The constant need for user input is unlikely to play into your hands. Sometimes it’s just inconvenient, sometimes — very annoying. Whatever the final reactions of your users to this, remember that the fewer input fields, the better.
Rule #9: deliver a multi-device user experience
It’s unlikely that the success of a particular design solution can be assessed by a couple of reviews from the focus group representatives. Instead, testing is much better done with the help of special emulators, which not only repeat the typical steps of various target audience groups but also simulate their actions on various devices.
Rule #10: don’t forget about live testing
Along with testing on emulators, it is also important to test on live representatives of the target audience. This way you can get useful feedback (in addition to multi-device testing, of course), which you can then use to optimize the existing template.
Rule #11: create a stylish splash screen
Obviously, since the splash screen is the user’s “first impression” when using an app or website for the first time, it’s important to think of it in such a way that it looks cool. This can be done, for example, with the help of colorful, original animation.
Rule #12: minimize the number of registration steps
Instead of thinking through the steps for registering in an application or website from scratch, it’s much better to use proven methods that are familiar to every user. For example, you can invite users to register through social networks or Gmail.
Rule #13: don’t bombard users with permission messages to access their personal data
Although today software developers are massively practicing GDPR, it’s important to understand where the golden mean is. That’s why the next time you design a user interface layout that uses personal data, think about it: perhaps it makes sense to request access rights only at the beginning of using an application or website.
Rule #14: think about cross-platform
The fact that the implementation of interfaces from platform to platform shouldn’t differ much visually is obvious. It’s just not clear how to implement this when you have two separate solutions for different platforms. That is why it’s much better to try to create a universal design for all platforms at once.
Rule #15: provide a positive tone even in negative scenarios
In addition to the positive outcome of using the created interface, it’s also very important to consider the negative ones when something doesn’t work or went wrong. In particular, even if your potential user is forced to uninstall your mobile application, he or she can receive a reassuring notification that, for example, the team of the development company loves absolutely all of their users.
Rule #16: offer users instant payments
If your application or website is part of the e-commerce sector, you can hardly think of anything better than just implementing the possibility of instant payments. Voila! Your users will start making more purchases from the first day of updates.
Rule #17: remember about security
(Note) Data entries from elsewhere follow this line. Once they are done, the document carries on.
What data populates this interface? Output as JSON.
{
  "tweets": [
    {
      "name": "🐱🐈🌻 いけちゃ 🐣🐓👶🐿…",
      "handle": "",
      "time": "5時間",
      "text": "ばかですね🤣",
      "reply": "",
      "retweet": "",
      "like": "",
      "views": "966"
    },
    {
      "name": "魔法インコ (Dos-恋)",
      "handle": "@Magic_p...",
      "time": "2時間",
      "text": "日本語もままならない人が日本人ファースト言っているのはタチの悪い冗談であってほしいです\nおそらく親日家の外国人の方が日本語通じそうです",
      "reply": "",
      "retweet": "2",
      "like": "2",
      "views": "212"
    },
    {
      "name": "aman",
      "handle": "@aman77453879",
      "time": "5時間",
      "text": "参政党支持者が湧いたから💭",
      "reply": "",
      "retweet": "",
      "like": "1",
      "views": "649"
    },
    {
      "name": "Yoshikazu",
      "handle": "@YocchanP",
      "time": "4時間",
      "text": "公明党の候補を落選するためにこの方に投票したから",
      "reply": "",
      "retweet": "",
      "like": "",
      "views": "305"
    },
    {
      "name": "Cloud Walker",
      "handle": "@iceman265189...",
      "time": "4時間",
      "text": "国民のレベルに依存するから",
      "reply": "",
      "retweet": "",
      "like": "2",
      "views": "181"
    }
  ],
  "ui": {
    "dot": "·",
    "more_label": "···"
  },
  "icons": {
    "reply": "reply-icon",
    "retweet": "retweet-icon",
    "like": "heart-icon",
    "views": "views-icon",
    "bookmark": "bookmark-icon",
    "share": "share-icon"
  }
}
Sometimes design creates a security gap, ranging from ill-conceived sign-in forms to biometrics. Stop shifting all the responsibility to the developers! Just think about what you would do to hack your app or website if you were a hacker and try to avoid these situations when designing your mockups.
Rule #18: prefer text indicators
Have you ever noticed that some of the icons that indicate what users need to do look ambiguous? That’s why it’s better to use textual progress indicators where it’s possible.
Rule #19: balance the number of push notifications
To ensure background user interaction, some developers begin to abuse pop-up messages. As a result, users get annoyed very soon. Naturally, there is no question of advanced user experience in such situations.
Rule #20: provide top personalization
Offer the user enough options so that he or she can adapt the interface to their individual needs. Among the basic settings are font size and type, theme, sound effects, etc. As a result, you will quickly see how your target audience’s loyalty to your project will increase.
Dear friend, we hope we have helped you understand the basics of mobile design, and now you are on the right track. So, good luck!